25 years of The Independent on Sunday

The stories, the writers and the changes over the last quarter of a century
Homeless Veterans appeal: 'Really caring is a dangerous emotion in this kind of work'

Homeless Veterans appeal

As head of The Soldiers' Charity, Martin Rutledge has to temper compassion with realism. He tells Chris Green how his Army career prepared him
Wu-Tang Clan and The Sexual Objects offer fans a chance to own the only copies of their latest albums

Smash hit go under the hammer

It's nice to pick up a new record once in a while, but the purchasers of two latest releases can go a step further - by buying the only copy
Geeks who rocked the world: Documentary looks back at origins of the computer-games industry

The geeks who rocked the world

A new documentary looks back at origins of the computer-games industry
Belle & Sebastian interview: Stuart Murdoch reveals how the band is taking a new direction

Belle & Sebastian is taking a new direction

Twenty years ago, Belle & Sebastian was a fey indie band from Glasgow. It still is – except today, as prime mover Stuart Murdoch admits, it has a global cult following, from Hollywood to South Korea
America: Land of the free, home of the political dynasty

America: Land of the free, home of the political dynasty

These days in the US things are pretty much stuck where they are, both in politics and society at large, says Rupert Cornwell
A graphic history of US civil rights – in comic book form

A graphic history of US civil rights – in comic book form

A veteran of the Fifties campaigns is inspiring a new generation of activists
Winston Churchill: the enigma of a British hero

Winston Churchill: the enigma of a British hero

A C Benson called him 'a horrid little fellow', George Orwell would have shot him, but what a giant he seems now, says DJ Taylor
Growing mussels: Precious freshwater shellfish are thriving in a unique green project

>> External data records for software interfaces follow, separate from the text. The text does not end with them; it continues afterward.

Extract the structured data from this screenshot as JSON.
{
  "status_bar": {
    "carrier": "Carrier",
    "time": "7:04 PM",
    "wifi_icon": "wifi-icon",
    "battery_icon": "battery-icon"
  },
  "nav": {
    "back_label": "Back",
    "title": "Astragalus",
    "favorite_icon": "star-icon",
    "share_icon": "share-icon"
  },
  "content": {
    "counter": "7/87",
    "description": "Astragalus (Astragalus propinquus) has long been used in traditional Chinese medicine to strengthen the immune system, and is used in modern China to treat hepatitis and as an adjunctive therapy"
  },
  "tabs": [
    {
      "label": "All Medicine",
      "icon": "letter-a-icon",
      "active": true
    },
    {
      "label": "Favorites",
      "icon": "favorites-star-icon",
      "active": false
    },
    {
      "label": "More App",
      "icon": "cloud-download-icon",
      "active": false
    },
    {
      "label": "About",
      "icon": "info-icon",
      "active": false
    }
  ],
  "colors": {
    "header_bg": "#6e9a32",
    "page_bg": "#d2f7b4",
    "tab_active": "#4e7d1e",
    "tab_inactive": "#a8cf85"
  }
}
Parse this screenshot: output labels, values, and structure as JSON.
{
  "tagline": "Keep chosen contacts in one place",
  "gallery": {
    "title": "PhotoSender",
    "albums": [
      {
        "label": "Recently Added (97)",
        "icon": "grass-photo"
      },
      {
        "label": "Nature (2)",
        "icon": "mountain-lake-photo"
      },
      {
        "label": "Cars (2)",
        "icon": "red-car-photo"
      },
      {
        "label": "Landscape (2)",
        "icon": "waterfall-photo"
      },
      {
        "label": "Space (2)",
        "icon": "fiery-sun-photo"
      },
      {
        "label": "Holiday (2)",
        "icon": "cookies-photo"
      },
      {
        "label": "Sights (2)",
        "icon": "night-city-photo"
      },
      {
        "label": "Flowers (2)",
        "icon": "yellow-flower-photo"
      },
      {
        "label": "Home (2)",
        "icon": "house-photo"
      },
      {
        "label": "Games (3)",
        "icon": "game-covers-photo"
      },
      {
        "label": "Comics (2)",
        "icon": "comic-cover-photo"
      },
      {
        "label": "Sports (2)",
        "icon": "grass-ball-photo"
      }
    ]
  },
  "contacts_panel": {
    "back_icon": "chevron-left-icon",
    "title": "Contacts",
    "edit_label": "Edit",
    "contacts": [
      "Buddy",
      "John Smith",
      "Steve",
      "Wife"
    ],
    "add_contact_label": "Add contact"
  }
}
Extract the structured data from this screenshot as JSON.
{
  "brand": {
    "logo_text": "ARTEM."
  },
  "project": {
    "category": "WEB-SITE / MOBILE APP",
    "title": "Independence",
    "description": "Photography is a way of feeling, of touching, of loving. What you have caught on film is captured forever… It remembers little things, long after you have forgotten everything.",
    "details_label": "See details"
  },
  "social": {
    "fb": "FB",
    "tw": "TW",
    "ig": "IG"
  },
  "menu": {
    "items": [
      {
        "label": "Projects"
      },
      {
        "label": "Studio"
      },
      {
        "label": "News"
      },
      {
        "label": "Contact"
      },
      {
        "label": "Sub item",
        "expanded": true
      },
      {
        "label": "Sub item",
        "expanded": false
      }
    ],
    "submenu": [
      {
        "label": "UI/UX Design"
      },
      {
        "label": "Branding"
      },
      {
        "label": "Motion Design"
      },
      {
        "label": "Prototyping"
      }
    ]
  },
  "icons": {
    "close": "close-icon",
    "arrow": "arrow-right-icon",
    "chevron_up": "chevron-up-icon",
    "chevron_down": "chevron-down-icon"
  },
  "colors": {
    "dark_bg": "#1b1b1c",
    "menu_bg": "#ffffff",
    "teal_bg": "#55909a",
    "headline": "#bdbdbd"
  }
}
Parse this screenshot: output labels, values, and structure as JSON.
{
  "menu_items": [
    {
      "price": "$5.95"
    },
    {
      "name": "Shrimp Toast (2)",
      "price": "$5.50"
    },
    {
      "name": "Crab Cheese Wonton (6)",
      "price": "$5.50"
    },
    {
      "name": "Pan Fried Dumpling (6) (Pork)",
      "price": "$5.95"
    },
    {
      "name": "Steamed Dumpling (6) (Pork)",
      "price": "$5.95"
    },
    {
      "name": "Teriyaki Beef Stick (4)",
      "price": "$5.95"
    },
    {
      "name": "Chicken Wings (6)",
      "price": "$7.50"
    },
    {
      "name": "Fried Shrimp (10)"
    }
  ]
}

Growing mussels

Precious freshwater shellfish are thriving in a unique green project